What is being asked:
Every entry needs to be reproduced exactly.
═══ Supplied records ═══
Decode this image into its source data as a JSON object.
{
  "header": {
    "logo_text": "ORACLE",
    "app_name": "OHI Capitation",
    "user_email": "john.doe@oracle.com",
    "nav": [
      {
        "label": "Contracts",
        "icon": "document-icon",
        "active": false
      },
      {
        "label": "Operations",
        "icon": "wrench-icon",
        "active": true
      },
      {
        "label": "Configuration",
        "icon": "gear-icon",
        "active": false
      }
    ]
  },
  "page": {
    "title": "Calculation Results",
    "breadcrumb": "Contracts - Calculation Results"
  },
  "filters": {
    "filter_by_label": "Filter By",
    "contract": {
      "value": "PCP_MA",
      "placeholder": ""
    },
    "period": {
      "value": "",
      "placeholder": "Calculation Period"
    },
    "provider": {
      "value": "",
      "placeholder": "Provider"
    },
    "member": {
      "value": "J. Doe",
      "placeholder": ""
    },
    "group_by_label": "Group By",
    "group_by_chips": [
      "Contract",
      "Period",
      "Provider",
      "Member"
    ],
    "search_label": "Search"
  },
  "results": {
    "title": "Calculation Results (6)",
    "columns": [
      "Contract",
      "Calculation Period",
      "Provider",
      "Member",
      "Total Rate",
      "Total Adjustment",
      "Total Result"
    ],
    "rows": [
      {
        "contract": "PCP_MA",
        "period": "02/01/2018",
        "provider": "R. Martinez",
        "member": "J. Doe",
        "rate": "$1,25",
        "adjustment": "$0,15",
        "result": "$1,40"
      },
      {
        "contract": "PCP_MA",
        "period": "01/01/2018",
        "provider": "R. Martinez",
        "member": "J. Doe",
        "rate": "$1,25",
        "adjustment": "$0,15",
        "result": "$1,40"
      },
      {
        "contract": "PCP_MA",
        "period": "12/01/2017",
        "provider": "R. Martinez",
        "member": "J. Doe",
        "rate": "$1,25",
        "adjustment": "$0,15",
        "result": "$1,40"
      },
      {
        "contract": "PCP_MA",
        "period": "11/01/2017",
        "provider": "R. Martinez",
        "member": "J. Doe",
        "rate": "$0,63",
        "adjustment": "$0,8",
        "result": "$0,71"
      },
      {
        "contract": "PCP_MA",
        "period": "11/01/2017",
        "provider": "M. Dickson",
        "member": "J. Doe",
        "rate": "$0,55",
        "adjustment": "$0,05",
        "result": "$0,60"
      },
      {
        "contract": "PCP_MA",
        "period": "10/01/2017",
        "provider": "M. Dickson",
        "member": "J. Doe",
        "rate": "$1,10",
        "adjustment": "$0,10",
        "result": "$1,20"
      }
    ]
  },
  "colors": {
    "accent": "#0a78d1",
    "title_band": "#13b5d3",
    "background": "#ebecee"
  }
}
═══
Completed task:
Decode this image into its source data as a JSON object.
{
  "header": {
    "logo_text": "ORACLE",
    "app_name": "OHI Capitation",
    "user_email": "john.doe@oracle.com",
    "nav": [
      {
        "label": "Contracts",
        "icon": "document-icon",
        "active": false
      },
      {
        "label": "Operations",
        "icon": "wrench-icon",
        "active": true
      },
      {
        "label": "Configuration",
        "icon": "gear-icon",
        "active": false
      }
    ]
  },
  "page": {
    "title": "Calculation Results",
    "breadcrumb": "Contracts - Calculation Results"
  },
  "filters": {
    "filter_by_label": "Filter By",
    "contract": {
      "value": "PCP_MA",
      "placeholder": ""
    },
    "period": {
      "value": "",
      "placeholder": "Calculation Period"
    },
    "provider": {
      "value": "",
      "placeholder": "Provider"
    },
    "member": {
      "value": "J. Doe",
      "placeholder": ""
    },
    "group_by_label": "Group By",
    "group_by_chips": [
      "Contract",
      "Period",
      "Provider",
      "Member"
    ],
    "search_label": "Search"
  },
  "results": {
    "title": "Calculation Results (6)",
    "columns": [
      "Contract",
      "Calculation Period",
      "Provider",
      "Member",
      "Total Rate",
      "Total Adjustment",
      "Total Result"
    ],
    "rows": [
      {
        "contract": "PCP_MA",
        "period": "02/01/2018",
        "provider": "R. Martinez",
        "member": "J. Doe",
        "rate": "$1,25",
        "adjustment": "$0,15",
        "result": "$1,40"
      },
      {
        "contract": "PCP_MA",
        "period": "01/01/2018",
        "provider": "R. Martinez",
        "member": "J. Doe",
        "rate": "$1,25",
        "adjustment": "$0,15",
        "result": "$1,40"
      },
      {
        "contract": "PCP_MA",
        "period": "12/01/2017",
        "provider": "R. Martinez",
        "member": "J. Doe",
        "rate": "$1,25",
        "adjustment": "$0,15",
        "result": "$1,40"
      },
      {
        "contract": "PCP_MA",
        "period": "11/01/2017",
        "provider": "R. Martinez",
        "member": "J. Doe",
        "rate": "$0,63",
        "adjustment": "$0,8",
        "result": "$0,71"
      },
      {
        "contract": "PCP_MA",
        "period": "11/01/2017",
        "provider": "M. Dickson",
        "member": "J. Doe",
        "rate": "$0,55",
        "adjustment": "$0,05",
        "result": "$0,60"
      },
      {
        "contract": "PCP_MA",
        "period": "10/01/2017",
        "provider": "M. Dickson",
        "member": "J. Doe",
        "rate": "$1,10",
        "adjustment": "$0,10",
        "result": "$1,20"
      }
    ]
  },
  "colors": {
    "accent": "#0a78d1",
    "title_band": "#13b5d3",
    "background": "#ebecee"
  }
}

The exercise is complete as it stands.